Records for this exercise:

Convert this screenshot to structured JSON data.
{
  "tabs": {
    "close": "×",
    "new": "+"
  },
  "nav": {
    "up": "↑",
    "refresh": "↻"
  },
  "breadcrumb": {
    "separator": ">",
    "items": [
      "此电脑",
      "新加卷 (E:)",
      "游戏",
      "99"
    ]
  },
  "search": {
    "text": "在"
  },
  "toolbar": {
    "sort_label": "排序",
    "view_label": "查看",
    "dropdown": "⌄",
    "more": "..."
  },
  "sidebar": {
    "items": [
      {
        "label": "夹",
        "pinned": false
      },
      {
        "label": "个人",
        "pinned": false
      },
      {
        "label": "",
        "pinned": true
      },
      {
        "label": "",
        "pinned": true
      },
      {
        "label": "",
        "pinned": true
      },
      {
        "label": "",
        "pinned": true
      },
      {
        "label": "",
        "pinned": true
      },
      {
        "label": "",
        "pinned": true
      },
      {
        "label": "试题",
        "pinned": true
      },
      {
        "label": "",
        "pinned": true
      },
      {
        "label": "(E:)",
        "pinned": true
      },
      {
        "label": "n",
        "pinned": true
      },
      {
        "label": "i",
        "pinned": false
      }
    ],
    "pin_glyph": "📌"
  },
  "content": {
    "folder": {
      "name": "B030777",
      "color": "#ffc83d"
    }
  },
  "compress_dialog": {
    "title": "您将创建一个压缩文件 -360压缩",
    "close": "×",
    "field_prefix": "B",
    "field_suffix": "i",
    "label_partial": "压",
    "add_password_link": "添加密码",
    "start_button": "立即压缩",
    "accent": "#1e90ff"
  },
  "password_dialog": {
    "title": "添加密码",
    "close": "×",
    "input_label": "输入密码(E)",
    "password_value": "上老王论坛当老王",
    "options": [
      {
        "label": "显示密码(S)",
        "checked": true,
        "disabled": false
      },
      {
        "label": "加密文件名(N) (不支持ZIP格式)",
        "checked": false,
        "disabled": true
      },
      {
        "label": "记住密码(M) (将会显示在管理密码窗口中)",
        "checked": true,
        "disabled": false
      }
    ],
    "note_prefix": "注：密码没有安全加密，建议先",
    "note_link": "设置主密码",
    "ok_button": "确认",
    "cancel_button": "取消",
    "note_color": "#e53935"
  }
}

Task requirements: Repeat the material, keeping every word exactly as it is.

Result for this exercise:
Convert this screenshot to structured JSON data.
{
  "tabs": {
    "close": "×",
    "new": "+"
  },
  "nav": {
    "up": "↑",
    "refresh": "↻"
  },
  "breadcrumb": {
    "separator": ">",
    "items": [
      "此电脑",
      "新加卷 (E:)",
      "游戏",
      "99"
    ]
  },
  "search": {
    "text": "在"
  },
  "toolbar": {
    "sort_label": "排序",
    "view_label": "查看",
    "dropdown": "⌄",
    "more": "..."
  },
  "sidebar": {
    "items": [
      {
        "label": "夹",
        "pinned": false
      },
      {
        "label": "个人",
        "pinned": false
      },
      {
        "label": "",
        "pinned": true
      },
      {
        "label": "",
        "pinned": true
      },
      {
        "label": "",
        "pinned": true
      },
      {
        "label": "",
        "pinned": true
      },
      {
        "label": "",
        "pinned": true
      },
      {
        "label": "",
        "pinned": true
      },
      {
        "label": "试题",
        "pinned": true
      },
      {
        "label": "",
        "pinned": true
      },
      {
        "label": "(E:)",
        "pinned": true
      },
      {
        "label": "n",
        "pinned": true
      },
      {
        "label": "i",
        "pinned": false
      }
    ],
    "pin_glyph": "📌"
  },
  "content": {
    "folder": {
      "name": "B030777",
      "color": "#ffc83d"
    }
  },
  "compress_dialog": {
    "title": "您将创建一个压缩文件 -360压缩",
    "close": "×",
    "field_prefix": "B",
    "field_suffix": "i",
    "label_partial": "压",
    "add_password_link": "添加密码",
    "start_button": "立即压缩",
    "accent": "#1e90ff"
  },
  "password_dialog": {
    "title": "添加密码",
    "close": "×",
    "input_label": "输入密码(E)",
    "password_value": "上老王论坛当老王",
    "options": [
      {
        "label": "显示密码(S)",
        "checked": true,
        "disabled": false
      },
      {
        "label": "加密文件名(N) (不支持ZIP格式)",
        "checked": false,
        "disabled": true
      },
      {
        "label": "记住密码(M) (将会显示在管理密码窗口中)",
        "checked": true,
        "disabled": false
      }
    ],
    "note_prefix": "注：密码没有安全加密，建议先",
    "note_link": "设置主密码",
    "ok_button": "确认",
    "cancel_button": "取消",
    "note_color": "#e53935"
  }
}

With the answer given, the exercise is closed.